Reproduce every record verbatim but drop the pictures.

Web page and app entries »
•••••

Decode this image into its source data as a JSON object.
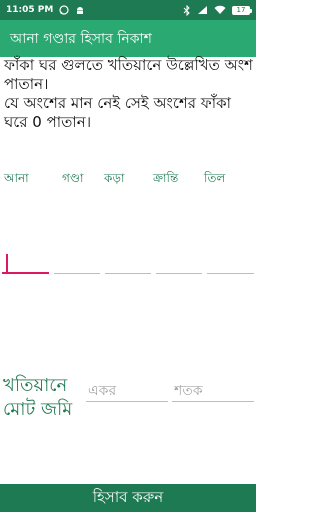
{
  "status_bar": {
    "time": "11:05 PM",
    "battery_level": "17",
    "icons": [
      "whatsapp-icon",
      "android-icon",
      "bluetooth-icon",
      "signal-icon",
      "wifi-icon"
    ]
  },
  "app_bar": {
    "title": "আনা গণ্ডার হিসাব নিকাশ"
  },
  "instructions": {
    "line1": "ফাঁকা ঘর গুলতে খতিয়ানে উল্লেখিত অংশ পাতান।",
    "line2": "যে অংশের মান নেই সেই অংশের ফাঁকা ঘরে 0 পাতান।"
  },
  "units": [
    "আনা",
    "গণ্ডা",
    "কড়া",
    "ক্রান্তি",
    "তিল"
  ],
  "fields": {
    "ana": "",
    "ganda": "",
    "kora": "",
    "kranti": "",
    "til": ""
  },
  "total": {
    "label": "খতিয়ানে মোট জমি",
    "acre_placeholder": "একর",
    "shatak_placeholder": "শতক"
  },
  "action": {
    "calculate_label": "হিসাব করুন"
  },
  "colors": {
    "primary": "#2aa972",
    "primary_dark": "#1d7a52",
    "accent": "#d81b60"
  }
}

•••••

REPLY TO THE TASK »
Decode this image into its source data as a JSON object.
{
  "status_bar": {
    "time": "11:05 PM",
    "battery_level": "17",
    "icons": [
      "whatsapp-icon",
      "android-icon",
      "bluetooth-icon",
      "signal-icon",
      "wifi-icon"
    ]
  },
  "app_bar": {
    "title": "আনা গণ্ডার হিসাব নিকাশ"
  },
  "instructions": {
    "line1": "ফাঁকা ঘর গুলতে খতিয়ানে উল্লেখিত অংশ পাতান।",
    "line2": "যে অংশের মান নেই সেই অংশের ফাঁকা ঘরে 0 পাতান।"
  },
  "units": [
    "আনা",
    "গণ্ডা",
    "কড়া",
    "ক্রান্তি",
    "তিল"
  ],
  "fields": {
    "ana": "",
    "ganda": "",
    "kora": "",
    "kranti": "",
    "til": ""
  },
  "total": {
    "label": "খতিয়ানে মোট জমি",
    "acre_placeholder": "একর",
    "shatak_placeholder": "শতক"
  },
  "action": {
    "calculate_label": "হিসাব করুন"
  },
  "colors": {
    "primary": "#2aa972",
    "primary_dark": "#1d7a52",
    "accent": "#d81b60"
  }
}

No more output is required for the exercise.